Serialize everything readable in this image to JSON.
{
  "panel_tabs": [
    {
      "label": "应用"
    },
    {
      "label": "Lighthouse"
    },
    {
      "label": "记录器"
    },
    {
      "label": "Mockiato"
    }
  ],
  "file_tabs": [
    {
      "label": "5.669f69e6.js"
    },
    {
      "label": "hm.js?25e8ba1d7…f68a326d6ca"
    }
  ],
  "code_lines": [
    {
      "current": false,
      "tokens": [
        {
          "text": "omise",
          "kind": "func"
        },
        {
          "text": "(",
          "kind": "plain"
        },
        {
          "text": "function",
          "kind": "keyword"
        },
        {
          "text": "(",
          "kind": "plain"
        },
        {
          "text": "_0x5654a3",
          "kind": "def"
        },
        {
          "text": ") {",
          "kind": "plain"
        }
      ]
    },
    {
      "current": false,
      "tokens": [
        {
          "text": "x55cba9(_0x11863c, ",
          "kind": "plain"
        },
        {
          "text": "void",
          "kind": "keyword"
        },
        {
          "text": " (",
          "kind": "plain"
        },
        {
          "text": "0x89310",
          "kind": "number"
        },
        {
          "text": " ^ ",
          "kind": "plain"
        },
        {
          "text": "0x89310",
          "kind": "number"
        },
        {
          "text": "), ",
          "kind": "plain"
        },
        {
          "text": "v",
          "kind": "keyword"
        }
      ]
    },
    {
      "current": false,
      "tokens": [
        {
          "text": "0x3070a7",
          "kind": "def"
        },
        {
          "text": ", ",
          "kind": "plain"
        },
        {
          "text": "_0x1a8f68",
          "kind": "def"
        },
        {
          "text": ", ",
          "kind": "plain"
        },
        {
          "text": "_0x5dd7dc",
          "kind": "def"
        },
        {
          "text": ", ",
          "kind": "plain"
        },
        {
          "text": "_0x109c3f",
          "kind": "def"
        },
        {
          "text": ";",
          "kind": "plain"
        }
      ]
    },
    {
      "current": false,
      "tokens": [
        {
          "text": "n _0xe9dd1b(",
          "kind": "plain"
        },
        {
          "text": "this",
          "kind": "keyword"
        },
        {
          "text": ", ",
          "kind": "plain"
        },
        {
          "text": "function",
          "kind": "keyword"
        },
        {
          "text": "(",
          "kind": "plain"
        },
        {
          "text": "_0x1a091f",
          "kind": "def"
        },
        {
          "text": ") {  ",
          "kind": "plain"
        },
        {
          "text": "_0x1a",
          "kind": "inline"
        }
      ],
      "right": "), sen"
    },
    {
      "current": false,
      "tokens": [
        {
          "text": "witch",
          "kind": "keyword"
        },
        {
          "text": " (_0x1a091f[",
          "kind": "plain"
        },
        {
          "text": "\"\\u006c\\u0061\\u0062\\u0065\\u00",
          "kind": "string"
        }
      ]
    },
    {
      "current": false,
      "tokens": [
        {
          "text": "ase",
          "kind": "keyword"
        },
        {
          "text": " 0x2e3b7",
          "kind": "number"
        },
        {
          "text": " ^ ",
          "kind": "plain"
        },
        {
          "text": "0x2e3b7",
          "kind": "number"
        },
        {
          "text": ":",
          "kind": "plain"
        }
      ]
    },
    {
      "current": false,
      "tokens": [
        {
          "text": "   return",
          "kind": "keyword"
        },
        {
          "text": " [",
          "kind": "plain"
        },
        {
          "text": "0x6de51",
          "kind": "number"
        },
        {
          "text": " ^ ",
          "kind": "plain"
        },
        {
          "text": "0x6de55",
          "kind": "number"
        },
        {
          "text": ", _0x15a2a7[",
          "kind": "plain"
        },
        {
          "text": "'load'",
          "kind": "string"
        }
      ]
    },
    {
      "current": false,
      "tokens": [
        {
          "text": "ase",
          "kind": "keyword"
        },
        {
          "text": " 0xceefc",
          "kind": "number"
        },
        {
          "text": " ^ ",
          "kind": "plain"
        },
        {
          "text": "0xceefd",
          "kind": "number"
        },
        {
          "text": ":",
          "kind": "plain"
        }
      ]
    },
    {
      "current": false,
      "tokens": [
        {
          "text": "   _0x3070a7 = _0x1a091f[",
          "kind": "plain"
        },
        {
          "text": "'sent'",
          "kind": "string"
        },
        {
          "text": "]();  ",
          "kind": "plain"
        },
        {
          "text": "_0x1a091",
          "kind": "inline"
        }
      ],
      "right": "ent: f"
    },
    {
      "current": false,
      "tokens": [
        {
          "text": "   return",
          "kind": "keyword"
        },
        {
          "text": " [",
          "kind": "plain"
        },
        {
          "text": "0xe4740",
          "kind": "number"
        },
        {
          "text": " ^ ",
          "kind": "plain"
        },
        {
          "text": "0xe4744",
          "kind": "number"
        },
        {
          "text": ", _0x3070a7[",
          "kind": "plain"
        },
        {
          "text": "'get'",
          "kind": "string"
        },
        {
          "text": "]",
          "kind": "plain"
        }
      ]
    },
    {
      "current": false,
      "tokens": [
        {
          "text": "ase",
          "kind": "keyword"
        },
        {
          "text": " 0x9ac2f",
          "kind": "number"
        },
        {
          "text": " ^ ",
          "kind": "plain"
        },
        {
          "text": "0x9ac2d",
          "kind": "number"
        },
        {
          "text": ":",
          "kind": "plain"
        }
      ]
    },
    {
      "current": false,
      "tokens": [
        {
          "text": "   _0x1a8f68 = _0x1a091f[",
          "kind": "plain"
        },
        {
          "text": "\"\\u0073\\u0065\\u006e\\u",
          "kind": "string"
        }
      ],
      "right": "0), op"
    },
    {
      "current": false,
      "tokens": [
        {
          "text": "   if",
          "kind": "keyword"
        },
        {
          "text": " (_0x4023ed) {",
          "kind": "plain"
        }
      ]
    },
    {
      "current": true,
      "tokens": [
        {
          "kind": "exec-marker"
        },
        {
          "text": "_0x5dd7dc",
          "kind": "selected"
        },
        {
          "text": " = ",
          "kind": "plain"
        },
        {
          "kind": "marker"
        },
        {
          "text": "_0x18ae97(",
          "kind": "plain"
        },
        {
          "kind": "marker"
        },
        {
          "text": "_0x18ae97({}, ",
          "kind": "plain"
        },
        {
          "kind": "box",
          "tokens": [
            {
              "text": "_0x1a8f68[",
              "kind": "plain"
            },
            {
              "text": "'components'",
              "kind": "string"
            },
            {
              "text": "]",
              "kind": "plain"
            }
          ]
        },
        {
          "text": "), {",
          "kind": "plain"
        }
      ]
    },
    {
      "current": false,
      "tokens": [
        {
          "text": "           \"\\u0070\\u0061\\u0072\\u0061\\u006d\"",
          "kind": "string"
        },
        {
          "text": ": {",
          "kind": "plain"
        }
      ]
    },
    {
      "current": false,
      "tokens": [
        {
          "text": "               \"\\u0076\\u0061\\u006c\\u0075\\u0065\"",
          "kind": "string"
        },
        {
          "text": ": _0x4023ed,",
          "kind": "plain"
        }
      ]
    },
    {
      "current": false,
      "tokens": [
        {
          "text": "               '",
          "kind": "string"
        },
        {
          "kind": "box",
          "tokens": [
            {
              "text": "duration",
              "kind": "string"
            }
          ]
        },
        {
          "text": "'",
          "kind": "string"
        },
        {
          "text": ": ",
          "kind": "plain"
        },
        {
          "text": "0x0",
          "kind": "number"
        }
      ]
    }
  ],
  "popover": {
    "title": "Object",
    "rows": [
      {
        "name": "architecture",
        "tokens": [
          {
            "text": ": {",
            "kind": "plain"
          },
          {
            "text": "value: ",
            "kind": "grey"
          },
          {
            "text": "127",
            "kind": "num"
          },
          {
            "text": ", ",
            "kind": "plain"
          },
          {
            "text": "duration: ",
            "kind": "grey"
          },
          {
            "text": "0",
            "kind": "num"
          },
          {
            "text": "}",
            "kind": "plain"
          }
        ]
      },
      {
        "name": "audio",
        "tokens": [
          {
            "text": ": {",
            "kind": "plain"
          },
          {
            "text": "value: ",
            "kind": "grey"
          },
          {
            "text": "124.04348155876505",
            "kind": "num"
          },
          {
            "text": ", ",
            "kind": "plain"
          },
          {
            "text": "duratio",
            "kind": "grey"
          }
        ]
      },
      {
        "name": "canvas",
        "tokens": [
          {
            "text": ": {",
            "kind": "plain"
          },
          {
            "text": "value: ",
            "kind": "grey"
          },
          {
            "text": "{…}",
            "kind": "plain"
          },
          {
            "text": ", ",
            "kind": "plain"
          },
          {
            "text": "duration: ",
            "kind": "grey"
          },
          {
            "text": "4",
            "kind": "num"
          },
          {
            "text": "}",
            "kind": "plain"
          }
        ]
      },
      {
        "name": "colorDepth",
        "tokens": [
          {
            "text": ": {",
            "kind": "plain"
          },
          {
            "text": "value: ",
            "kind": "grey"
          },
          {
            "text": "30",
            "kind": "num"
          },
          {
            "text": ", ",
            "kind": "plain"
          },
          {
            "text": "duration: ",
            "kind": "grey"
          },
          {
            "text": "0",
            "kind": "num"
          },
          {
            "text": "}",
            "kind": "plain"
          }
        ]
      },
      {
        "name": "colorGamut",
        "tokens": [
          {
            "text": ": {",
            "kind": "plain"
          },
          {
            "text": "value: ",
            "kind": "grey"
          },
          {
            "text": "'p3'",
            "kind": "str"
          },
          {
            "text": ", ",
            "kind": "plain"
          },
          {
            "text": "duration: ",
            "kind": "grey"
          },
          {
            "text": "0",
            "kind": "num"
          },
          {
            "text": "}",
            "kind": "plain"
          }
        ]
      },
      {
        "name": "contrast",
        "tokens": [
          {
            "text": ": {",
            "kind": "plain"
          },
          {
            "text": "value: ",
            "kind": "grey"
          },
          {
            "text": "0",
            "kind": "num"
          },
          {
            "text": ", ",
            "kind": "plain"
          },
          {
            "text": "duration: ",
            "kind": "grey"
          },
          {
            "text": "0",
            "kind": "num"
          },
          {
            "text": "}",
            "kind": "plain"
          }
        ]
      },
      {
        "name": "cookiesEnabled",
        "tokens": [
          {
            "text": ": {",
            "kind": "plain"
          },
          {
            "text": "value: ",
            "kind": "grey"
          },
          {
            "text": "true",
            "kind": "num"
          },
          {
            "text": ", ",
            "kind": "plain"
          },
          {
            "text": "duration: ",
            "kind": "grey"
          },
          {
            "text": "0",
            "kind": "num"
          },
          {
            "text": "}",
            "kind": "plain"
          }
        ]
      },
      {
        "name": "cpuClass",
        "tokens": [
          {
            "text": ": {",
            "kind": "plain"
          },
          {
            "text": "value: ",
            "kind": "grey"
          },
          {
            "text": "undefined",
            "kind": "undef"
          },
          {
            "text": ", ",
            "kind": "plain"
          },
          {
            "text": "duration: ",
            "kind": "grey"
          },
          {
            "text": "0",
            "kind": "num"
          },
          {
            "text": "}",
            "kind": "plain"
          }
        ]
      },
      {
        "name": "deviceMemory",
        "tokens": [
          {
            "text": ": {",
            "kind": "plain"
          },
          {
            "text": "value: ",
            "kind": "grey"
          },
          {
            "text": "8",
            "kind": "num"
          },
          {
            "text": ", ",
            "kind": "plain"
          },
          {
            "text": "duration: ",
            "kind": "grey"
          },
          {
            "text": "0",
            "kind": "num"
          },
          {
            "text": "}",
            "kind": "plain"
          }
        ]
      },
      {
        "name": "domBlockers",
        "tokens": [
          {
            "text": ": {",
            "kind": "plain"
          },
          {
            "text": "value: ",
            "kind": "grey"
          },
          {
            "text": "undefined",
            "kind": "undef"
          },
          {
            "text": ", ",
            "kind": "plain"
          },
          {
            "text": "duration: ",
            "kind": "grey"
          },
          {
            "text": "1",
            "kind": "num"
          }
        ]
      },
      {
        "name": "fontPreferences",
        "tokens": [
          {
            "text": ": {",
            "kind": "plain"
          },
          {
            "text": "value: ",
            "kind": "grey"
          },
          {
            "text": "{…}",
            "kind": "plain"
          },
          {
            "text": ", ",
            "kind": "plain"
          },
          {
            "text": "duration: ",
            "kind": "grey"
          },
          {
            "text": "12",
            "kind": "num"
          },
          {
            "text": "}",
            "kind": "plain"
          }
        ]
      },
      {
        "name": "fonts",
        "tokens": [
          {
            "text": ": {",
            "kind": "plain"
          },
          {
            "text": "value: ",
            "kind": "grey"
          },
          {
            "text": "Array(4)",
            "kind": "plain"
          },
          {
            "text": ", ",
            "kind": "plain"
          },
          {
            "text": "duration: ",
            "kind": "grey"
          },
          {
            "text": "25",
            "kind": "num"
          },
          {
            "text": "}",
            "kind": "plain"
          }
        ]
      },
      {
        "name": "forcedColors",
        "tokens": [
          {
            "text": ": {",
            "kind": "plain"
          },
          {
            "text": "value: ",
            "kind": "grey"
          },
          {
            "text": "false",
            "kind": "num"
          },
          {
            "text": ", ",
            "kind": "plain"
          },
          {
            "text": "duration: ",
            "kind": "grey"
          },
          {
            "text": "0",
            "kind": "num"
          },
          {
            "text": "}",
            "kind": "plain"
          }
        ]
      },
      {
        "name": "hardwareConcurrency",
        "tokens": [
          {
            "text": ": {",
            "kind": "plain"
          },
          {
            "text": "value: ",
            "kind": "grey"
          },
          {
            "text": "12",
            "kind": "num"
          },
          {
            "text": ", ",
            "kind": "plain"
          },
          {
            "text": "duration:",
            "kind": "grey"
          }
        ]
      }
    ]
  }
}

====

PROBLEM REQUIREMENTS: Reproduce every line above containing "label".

ANSWER TO THIS TASK:
      "label": "应用"
      "label": "Lighthouse"
      "label": "记录器"
      "label": "Mockiato"
      "label": "5.669f69e6.js"
      "label": "hm.js?25e8ba1d7…f68a326d6ca"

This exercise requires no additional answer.